--- Record excerpts ---
---

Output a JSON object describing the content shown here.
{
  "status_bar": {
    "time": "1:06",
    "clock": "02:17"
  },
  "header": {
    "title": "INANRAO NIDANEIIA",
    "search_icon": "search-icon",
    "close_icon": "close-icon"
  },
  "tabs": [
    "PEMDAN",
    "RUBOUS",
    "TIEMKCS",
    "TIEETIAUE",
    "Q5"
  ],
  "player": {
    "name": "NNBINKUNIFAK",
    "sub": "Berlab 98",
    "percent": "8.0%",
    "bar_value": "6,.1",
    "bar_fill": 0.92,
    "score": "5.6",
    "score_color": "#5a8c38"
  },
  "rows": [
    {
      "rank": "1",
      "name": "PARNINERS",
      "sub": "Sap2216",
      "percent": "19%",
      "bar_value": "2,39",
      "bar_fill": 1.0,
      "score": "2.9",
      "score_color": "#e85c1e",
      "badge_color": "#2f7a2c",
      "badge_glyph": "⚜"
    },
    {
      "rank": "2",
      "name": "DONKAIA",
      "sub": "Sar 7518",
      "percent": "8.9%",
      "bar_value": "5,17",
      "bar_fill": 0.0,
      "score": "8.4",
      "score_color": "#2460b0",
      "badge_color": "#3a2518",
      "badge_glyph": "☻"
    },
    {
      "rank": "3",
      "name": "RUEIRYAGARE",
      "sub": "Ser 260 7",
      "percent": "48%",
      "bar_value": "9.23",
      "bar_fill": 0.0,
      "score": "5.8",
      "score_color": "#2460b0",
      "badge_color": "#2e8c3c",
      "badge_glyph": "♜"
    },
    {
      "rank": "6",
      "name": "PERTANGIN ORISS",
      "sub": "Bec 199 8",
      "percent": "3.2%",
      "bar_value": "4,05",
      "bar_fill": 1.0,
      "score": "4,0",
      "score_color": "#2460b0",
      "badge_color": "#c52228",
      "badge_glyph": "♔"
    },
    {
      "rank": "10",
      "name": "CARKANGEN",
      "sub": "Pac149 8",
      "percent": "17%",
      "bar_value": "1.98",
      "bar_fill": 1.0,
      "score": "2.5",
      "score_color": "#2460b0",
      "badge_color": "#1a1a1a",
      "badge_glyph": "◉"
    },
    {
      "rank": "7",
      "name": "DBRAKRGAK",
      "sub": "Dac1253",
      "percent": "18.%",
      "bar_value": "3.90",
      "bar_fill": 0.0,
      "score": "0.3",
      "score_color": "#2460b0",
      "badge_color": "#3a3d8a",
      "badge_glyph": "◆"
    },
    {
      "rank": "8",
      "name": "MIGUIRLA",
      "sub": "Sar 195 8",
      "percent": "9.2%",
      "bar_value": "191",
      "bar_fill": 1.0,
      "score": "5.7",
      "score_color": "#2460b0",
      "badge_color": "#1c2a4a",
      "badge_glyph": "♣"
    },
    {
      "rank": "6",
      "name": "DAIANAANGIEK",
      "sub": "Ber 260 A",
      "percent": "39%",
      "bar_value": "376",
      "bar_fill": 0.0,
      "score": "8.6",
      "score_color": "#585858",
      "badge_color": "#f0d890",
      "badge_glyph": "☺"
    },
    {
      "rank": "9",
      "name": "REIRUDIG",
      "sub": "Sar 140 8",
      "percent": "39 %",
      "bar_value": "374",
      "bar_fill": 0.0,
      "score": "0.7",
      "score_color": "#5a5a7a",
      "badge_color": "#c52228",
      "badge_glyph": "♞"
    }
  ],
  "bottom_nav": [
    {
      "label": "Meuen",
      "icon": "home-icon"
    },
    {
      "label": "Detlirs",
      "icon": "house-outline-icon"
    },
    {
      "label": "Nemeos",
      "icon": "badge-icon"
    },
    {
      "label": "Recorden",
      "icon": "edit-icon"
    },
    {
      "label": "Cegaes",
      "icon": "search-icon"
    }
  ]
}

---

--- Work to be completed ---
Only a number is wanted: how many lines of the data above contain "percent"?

--- Written answer ---
10